Televisa, TV Azteca and recently Grupo Imagen receive most of the resources for government publicity on television; Fórmula, Centro, Imagen, MVS and Acir are among the broadcasters that receive the largest share of government advertising on radio; El Universal, Milenio, Excélsior, Los Soles, La Jornada and even La Crónica de hoy – a daily newspaper with very low print out – are in the list of newspapers with most government contracts.
The online media with largest audience share, such as Aristegui Noticias, Sin Embargo and Animal Político, receive very small amounts from the government. However, founded less than a decade ago and identified as government critics, these digital media became the most visited in the last few years, with 2 million unique visits each.
A similar pattern can be observed with those print media that maintain an independent editorial policy, such as the influential journal Reforma and the magazine Proceso. The last one is also one of the most read online platforms, according to the measurements of ComScore.
The “captured media”
Experts such as Manuel Alejandro Guerrero and Mireya Márquez-Ramírez, form the Ibero-American University, have pointed out that alliances of complicity between the media and the political elites favor the media concentration; and that the media on the other hand has been historically legitimizing the political power.
In their book Media Systems and Communication Policies in Latin America, published in English by Palgrave Macmillan, they explain that the nature of the so called captured liberal media is a phenomenon typical for Latin America. They further explain that these media are liberal since they are designed under the model of private financing and are ruled by the market; but at the same time, they are captured, since in comparison to being liberal they are not guided by the public interest but are being subordinated and conditioned in different degrees by the political, economic and governmental interests. Guerrero and Márquez Ramírez emphasize the necessity of stronger regulation and stronger informative character of the Mexican media.
Author of several books about communication media, the sociologist Raúl Trejo Delarbre claims that government advertising is a typically Mexican perversion. Although in many other countries there is a public budget destined it, nowhere else do the ruling politicians have such an amount of money at their disposal to promote themselves. Government advertising is so embedded in the Mexican political culture, especially when it comes to the interwoven relationship between the executive power and the media, that any proposal for more regulation in this sphere would come as a surprise to many.

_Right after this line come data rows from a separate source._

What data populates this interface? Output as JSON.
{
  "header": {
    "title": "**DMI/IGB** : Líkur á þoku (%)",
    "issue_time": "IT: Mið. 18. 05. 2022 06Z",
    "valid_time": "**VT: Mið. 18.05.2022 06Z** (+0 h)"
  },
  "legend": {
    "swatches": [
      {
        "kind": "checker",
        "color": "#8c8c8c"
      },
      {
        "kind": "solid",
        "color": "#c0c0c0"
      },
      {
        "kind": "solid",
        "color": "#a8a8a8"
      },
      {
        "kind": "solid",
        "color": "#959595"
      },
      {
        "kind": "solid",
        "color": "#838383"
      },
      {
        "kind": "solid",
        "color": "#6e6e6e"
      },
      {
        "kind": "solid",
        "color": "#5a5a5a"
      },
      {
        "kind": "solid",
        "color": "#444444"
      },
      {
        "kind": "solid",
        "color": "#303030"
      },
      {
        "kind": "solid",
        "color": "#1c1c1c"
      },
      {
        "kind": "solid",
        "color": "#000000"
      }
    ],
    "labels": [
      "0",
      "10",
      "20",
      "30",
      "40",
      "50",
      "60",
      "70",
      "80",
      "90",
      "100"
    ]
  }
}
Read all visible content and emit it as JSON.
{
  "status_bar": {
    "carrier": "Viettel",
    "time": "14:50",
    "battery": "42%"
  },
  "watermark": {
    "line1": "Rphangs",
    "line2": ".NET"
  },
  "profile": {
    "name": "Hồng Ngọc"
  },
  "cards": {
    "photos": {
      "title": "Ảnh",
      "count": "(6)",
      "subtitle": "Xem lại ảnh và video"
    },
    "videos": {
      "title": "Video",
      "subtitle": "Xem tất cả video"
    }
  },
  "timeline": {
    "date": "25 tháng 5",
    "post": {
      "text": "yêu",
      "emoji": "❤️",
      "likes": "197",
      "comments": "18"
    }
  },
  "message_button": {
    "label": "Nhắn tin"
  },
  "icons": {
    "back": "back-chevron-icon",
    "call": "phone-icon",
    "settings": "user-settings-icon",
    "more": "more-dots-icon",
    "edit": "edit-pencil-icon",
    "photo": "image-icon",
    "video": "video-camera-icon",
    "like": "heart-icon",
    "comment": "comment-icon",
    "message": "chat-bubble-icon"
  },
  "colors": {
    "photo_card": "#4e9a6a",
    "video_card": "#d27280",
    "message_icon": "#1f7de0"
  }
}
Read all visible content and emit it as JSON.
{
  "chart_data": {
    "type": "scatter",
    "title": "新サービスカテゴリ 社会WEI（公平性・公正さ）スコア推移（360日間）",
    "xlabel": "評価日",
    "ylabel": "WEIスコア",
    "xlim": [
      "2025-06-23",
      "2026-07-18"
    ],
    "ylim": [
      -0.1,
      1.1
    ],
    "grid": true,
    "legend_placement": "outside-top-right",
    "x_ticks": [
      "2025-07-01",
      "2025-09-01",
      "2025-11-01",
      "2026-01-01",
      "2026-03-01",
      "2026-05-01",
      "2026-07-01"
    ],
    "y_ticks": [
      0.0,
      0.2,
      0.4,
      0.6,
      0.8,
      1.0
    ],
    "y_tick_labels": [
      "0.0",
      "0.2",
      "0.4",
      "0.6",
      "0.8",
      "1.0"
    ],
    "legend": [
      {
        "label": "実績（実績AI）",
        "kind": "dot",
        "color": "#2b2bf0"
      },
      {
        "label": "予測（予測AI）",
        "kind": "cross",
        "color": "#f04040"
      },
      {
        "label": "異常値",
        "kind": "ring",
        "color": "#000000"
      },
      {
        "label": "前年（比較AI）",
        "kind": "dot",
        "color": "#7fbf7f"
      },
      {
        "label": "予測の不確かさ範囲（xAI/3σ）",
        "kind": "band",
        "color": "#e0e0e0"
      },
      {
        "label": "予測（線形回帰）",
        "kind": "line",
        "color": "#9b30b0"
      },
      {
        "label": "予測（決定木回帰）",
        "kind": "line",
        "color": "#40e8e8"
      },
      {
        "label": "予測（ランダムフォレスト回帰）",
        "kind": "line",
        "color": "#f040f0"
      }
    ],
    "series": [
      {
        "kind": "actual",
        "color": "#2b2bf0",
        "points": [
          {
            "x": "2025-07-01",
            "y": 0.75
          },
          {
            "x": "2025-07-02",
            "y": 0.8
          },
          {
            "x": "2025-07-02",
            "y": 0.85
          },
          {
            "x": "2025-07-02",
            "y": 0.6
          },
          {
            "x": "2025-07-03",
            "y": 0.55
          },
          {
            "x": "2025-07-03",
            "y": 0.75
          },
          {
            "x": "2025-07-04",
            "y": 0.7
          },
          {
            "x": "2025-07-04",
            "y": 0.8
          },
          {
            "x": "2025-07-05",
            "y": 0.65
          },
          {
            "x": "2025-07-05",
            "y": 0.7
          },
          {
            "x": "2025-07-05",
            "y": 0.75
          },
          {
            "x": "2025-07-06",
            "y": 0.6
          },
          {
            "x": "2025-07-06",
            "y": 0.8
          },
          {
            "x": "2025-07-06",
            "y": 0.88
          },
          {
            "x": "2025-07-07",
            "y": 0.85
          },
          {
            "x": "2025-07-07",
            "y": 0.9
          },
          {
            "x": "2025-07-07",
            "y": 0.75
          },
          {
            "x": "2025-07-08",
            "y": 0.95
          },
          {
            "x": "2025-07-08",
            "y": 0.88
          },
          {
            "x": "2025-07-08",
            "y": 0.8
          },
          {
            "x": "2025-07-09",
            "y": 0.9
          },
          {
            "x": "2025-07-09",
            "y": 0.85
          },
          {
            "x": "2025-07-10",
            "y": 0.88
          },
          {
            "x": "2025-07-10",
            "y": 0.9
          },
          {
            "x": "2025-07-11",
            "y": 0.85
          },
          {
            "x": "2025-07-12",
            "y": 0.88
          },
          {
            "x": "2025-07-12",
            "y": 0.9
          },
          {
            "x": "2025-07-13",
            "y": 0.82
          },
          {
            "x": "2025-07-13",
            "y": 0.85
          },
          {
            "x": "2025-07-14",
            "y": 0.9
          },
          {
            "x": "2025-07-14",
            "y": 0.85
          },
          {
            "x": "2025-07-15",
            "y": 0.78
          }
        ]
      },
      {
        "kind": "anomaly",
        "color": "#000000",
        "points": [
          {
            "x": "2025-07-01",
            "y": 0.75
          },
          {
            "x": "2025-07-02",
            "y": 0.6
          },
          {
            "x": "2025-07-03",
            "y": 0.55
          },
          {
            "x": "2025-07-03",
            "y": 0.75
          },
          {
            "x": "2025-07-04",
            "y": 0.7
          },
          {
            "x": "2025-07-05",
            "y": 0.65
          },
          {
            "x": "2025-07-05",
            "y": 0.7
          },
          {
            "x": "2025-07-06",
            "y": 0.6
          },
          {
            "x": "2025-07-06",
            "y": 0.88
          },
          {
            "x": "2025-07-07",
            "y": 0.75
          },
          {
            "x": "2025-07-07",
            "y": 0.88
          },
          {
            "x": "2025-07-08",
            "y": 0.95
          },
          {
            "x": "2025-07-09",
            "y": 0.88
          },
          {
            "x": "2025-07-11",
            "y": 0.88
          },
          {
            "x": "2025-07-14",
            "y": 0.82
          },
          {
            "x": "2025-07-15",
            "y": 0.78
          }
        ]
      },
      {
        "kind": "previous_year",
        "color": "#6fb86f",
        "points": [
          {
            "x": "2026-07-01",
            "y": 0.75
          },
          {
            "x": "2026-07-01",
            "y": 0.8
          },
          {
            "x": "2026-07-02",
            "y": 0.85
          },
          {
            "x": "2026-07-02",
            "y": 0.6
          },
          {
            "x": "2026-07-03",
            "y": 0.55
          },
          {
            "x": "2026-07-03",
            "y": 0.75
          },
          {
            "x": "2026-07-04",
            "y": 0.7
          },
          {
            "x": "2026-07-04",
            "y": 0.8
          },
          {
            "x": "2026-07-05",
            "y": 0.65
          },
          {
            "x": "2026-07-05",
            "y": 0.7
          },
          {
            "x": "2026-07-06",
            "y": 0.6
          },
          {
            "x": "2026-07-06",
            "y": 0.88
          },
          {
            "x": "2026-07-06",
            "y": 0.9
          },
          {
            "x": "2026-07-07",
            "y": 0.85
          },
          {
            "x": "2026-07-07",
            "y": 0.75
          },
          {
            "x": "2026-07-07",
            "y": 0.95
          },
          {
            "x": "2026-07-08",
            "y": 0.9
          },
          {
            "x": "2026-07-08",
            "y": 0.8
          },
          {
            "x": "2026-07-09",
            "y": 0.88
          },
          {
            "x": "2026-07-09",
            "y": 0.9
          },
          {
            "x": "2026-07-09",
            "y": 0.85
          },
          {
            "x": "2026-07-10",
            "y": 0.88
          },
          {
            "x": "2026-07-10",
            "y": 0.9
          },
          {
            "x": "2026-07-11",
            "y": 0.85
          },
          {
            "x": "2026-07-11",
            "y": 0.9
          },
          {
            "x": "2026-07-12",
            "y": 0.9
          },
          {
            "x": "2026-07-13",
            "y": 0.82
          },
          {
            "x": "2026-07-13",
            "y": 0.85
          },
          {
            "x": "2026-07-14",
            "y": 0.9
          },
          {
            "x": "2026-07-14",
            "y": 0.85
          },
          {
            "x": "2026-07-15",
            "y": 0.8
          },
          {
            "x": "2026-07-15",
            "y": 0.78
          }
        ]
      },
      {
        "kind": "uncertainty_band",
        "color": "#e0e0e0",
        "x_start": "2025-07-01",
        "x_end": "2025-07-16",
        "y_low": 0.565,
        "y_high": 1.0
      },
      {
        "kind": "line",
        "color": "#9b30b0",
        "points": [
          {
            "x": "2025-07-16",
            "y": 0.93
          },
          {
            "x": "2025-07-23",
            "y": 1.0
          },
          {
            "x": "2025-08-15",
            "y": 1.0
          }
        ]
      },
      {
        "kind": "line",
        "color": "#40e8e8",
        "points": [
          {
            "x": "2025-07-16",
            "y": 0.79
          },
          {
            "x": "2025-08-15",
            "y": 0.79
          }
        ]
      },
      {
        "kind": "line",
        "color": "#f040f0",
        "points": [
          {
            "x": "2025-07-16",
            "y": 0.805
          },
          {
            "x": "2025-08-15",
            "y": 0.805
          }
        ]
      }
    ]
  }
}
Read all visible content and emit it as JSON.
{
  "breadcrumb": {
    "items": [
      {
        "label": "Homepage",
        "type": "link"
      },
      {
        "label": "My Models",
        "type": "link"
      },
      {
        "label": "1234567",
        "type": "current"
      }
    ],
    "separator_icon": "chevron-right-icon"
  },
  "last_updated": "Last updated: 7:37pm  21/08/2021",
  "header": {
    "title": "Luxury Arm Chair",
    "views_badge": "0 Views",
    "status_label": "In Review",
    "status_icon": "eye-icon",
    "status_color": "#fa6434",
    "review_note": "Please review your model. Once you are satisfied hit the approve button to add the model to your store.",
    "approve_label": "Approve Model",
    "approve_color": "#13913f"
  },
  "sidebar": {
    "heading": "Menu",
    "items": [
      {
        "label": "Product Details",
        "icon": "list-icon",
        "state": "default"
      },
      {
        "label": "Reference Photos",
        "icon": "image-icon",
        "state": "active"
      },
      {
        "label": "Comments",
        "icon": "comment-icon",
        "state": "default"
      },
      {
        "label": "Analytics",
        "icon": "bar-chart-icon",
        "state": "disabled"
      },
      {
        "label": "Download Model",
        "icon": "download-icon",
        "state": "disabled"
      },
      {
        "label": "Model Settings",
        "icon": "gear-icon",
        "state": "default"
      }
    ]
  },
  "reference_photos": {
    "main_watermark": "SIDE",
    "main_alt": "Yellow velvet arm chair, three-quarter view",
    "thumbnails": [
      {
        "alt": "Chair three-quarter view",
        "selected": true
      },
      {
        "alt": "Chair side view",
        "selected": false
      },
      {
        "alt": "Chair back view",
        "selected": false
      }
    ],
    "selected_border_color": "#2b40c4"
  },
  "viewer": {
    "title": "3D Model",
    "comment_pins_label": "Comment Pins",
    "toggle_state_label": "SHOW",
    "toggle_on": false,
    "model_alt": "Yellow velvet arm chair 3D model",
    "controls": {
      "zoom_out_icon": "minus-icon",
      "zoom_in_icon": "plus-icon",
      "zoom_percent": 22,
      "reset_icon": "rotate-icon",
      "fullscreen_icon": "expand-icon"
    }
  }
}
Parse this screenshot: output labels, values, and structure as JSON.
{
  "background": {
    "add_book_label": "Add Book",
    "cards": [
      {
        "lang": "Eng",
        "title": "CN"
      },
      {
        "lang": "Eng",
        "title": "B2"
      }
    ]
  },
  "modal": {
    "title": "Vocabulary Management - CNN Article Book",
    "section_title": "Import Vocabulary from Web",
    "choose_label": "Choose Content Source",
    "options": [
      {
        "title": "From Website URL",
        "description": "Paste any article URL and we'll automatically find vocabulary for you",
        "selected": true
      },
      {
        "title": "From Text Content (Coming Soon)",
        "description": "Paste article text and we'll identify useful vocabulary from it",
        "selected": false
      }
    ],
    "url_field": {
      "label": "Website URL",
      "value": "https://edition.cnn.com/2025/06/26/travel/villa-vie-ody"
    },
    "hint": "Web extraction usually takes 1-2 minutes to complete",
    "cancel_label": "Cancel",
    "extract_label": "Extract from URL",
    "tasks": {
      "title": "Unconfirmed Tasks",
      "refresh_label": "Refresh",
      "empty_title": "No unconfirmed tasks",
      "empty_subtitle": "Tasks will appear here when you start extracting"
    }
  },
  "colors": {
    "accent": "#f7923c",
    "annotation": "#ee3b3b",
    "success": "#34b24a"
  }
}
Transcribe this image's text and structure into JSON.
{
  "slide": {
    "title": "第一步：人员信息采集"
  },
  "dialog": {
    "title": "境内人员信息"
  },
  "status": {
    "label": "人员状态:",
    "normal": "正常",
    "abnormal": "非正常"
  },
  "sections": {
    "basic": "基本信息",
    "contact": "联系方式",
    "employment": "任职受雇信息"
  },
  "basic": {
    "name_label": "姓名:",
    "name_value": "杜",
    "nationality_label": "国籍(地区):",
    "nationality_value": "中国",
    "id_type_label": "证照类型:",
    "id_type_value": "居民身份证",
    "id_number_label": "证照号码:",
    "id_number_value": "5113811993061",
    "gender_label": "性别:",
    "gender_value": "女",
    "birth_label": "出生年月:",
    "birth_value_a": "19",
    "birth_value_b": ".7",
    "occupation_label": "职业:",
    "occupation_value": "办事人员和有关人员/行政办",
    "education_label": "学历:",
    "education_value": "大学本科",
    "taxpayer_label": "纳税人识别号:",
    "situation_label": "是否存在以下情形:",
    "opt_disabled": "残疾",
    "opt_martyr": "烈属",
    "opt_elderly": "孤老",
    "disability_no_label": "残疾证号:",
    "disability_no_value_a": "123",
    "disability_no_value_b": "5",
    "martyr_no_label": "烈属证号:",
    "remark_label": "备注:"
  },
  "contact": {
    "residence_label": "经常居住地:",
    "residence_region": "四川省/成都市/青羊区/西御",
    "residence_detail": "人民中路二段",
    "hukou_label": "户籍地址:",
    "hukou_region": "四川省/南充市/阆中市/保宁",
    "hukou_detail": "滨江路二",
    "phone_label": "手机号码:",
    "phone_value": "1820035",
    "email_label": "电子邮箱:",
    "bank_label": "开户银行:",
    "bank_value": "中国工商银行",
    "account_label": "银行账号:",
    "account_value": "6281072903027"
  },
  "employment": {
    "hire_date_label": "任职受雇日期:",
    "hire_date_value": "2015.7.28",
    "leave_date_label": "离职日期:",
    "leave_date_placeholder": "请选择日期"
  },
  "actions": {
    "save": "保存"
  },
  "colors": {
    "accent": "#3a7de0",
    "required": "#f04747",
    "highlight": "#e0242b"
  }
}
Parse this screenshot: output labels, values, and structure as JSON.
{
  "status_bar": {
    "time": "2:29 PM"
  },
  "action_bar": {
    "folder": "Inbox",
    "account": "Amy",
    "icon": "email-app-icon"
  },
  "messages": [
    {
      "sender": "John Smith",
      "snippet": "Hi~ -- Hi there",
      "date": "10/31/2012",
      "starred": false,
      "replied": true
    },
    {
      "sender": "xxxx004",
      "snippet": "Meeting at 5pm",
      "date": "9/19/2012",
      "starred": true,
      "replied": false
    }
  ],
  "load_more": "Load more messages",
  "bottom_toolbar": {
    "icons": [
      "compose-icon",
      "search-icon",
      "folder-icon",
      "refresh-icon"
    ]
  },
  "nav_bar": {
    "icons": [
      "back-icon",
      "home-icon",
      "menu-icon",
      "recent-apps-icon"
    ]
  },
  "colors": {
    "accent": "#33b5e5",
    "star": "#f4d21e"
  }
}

From the 42 media outlets analyzed by MOM Mexico, 38 receive important amounts of money for government advertising. The other five that don’t are influential news websites which are not on the government’s list of favorites: Aristegui Noticias, Sin Embargo, Animal Político and Proceso.